I had Grant buy me FOUR shots of wheatgrass juice from Jamba Juice on Friday afternoon, and then I got myself another four shots on Saturday and another four shots again today. And guess what? No sicky!

So I suppose our kitty is not the only wheatgrass fanatic in our household, after all. Maybe we’ll fight over it.

Plastic Sucks

Aaaah. I’ve been whining about how I hate plastic for ages, but finally, some hard evidence in agreement that hasn’t been inaccurately discredited by Snopes.com!*

A webcomic I read recently linked to this article, which I think all you Imaginary Readers plus everyone else in the world should read. Why? Well, mostly because even knee-jerk anti-plastic folks such as myself will actually learned things that we probably didn’t already know. And even though it fails to mention some other drawbacks of plastics – like, when you do burn it, it vastly escalates the air pollution and greenhouse gases we environmentalists are so concerned about, and that many plastics used for food-related purposes actually do leech scary toxins into the things we eat, no matter what shoddy journalism to the contrary claims.

Anyway. Read the article if you feel like it, feel enlightened, la la la. :) I’ve always been freaked out by plastic and the way its taste leeched into certain foods since I was a little kid, and that feeling hasn’t gone anywhere. Even if it turns out to be perfectly stafe, it’s still kind of gross in my opinion!
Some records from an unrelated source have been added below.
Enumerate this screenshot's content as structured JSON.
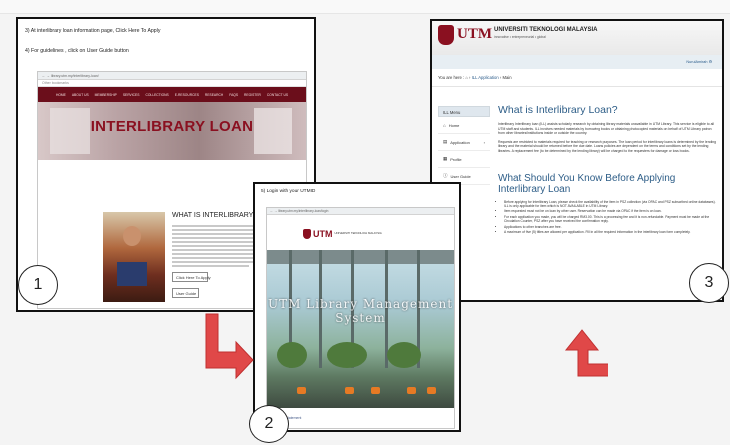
{
  "step1": {
    "instruction_1": "3) At interlibrary loan information page, Click Here To Apply",
    "instruction_2": "4) For guidelines , click on User Guide button",
    "browser_url": "library.utm.my/interlibrary-loan/",
    "browser_menu": "Other bookmarks",
    "nav_items": [
      "HOME",
      "ABOUT US",
      "MEMBERSHIP",
      "SERVICES",
      "COLLECTIONS",
      "E-RESOURCES",
      "RESEARCH",
      "FAQS",
      "REGISTER",
      "CONTACT US"
    ],
    "hero_title": "INTERLIBRARY LOAN",
    "what_title": "WHAT IS INTERLIBRARY LOAN?",
    "apply_button": "Click Here To Apply",
    "guide_button": "User Guide",
    "step_number": "1"
  },
  "step2": {
    "instruction": "5) Login with your UTMID",
    "browser_url": "library.utm.my/interlibrary-loan/login",
    "logo_text": "UTM",
    "logo_sub": "UNIVERSITI TEKNOLOGI MALAYSIA",
    "banner_text": "UTM Library Management System",
    "footer_link": "Privacy Statement",
    "step_number": "2"
  },
  "step3": {
    "logo_text": "UTM",
    "university": "UNIVERSITI TEKNOLOGI MALAYSIA",
    "tagline": "innovative • entrepreneurial • global",
    "user": "NurulAmirah",
    "crumb_prefix": "You are here :",
    "crumb_link": "ILL Application",
    "crumb_current": "Main",
    "menu_head": "ILL Menu",
    "menu_items": [
      {
        "icon": "home-icon",
        "glyph": "⌂",
        "label": "Home"
      },
      {
        "icon": "document-icon",
        "glyph": "▤",
        "label": "Application"
      },
      {
        "icon": "profile-icon",
        "glyph": "▦",
        "label": "Profile"
      },
      {
        "icon": "info-icon",
        "glyph": "ⓘ",
        "label": "User Guide"
      }
    ],
    "heading_1": "What is Interlibrary Loan?",
    "para_1": "Interlibrary Interlibrary loan (ILL) assists scholarly research by obtaining library materials unavailable in UTM Library. This service is eligible to all UTM staff and students. ILL involves needed materials by borrowing books or obtaining photocopied materials on behalf of UTM Library patron from other libraries/institutions inside or outside the country.",
    "para_2": "Requests are restricted to materials required for teaching or research purposes. The loan period for interlibrary loans is determined by the lending library and the material should be returned before the due date. Loans policies are dependent on the terms and conditions set by the lending libraries. A replacement fee (to be determined by the lending library) will be charged to the requesters for damage or loss books.",
    "heading_2": "What Should You Know Before Applying Interlibrary Loan",
    "bullets": [
      "Before applying for Interlibrary Loan, please check the availability of the item in PSZ collection (via OPAC and PSZ subscribed online databases). ILL is only applicable for item which is NOT AVAILABLE in UTM Library.",
      "Item requested must not be on loan by other user. Reservation can be made via OPAC if the item is on loan.",
      "For each application you made, you will be charged RM3.00. This is a processing fee and it is non-refundable. Payment must be made at the Circulation Counter, PSZ after you have received the confirmation reply.",
      "Applications to other branches are free.",
      "A maximum of five (5) titles are allowed per application. Fill in all the required information in the interlibrary loan form completely."
    ],
    "step_number": "3"
  },
  "colors": {
    "utm_maroon": "#8a1020",
    "heading_blue": "#2d5d87",
    "arrow_red": "#e04848"
  }
}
*Pet peeve of mine with Snopes.com – when they discredited the “microwaving in plastics” article here, they quoted less than half of what the interviewed professor had actually said – and neglected to mention that he in fact described the exact dangers of plastics with hot foods, recommended avoiding the very uses of these plastics with foods that Snopes was condoning, and stated specifically that for cooking, “Inert containers are best, for example heat-resistant glass, ceramics and good old stainless steel”. While bashing Snopes, I’d also like to point out that the good doctor did also say that there are some plastic-based toxins that are worrisome but are actually different than the ones mentioned in the admittedly stupid hoax email. I understand not wanting to perpetrate stupid hype-based hoaxes, but you make just as big a mistake by only reading the first two sentences of a scientists’s explanation.